- Interest on the award, calculated from the date of death
If the courts award non-economic damages — such as the value of parental care or pain and suffering — they may not allocate the same amount to all survivors. For instance, the law may entitle a 12-year-old child to substantially more compensation for the loss of parental care than an 18-year-old. Likewise, the courts may award the entire portion for loss of companionship to a surviving spouse.
How Long Do You Have To File a Wrongful Death Claim in NY?
Wrongful death actions, like nearly all legal actions, come with a myriad of requirements claimants must meet. In addition to the personal representative requirement, one such requirement is the deadline requirement.
To file a successful wrongful death claim, you or the personal representative of your loved one’s estate must file the claim within the “statute of limitations.” The statute of limitations is the timeframe between the date of the triggering incident (in this case, death) and the last day by which you may file. In the case of wrongful death in Manhattan, New York, you have two years from the date of death to file. However, the state does maintain a couple of exceptions.
The first exception is if the wrongful death is the result of medical malpractice. In this case, you have two and a half years from the date your loved one died to file your claim.
The second exception is if the person who caused the injurious event has a criminal case pending against him or her. The criminal case must involve the event that caused the death. In such a case, you have one year from the criminal case’s resolution to file the claim. This is assuming, of course, that the criminal case takes more than two years to resolve.
How Long Does a Wrongful Death Claim Take?
A wrongful death claim can take years to resolve, or just a few months. The length of time between filing and resolution depends on several factors that are unique to each case. Such factors include the amount of evidence each party presents, whether the case settles or goes to trial, and how much negotiation is involved. It also depends on the court’s availability to hear a case.
Do You Need a Wrongful Death Lawyer?
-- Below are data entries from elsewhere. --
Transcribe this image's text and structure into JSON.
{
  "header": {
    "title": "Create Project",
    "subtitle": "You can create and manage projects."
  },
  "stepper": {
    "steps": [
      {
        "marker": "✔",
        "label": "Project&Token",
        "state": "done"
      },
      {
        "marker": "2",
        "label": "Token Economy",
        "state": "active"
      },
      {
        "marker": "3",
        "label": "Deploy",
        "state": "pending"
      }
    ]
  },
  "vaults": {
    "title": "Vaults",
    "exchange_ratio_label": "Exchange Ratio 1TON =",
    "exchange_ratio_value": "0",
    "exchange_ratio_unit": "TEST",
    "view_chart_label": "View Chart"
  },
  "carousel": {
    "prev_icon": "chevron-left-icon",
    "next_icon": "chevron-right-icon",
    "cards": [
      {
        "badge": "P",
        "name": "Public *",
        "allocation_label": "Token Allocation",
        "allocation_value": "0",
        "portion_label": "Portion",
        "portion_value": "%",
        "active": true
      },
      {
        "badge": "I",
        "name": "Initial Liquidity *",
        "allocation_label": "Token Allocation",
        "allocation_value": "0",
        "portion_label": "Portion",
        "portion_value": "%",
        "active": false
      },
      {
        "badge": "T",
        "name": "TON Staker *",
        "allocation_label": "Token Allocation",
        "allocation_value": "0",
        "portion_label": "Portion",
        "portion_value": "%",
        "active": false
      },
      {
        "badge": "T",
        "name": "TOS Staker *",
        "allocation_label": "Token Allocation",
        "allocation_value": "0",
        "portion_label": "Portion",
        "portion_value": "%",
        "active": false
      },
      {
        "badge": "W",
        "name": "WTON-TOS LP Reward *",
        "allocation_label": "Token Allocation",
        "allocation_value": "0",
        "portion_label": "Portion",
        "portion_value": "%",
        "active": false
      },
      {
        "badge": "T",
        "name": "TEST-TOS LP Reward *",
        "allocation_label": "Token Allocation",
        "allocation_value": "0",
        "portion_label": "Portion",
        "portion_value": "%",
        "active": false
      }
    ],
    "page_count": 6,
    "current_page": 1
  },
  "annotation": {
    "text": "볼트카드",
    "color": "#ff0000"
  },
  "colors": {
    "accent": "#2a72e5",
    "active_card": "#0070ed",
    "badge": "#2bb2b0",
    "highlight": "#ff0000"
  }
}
Though the law does not require you to have a lawyer represent your case, it is always a good idea to retain one. A skilled lawyer is familiar with everything from filing requirements to court procedures and can take all the necessary steps to keep your case moving in the right direction. For help getting the legal processes started at this challenging time in your life, contact Cellino Law to schedule your free initial consultation today.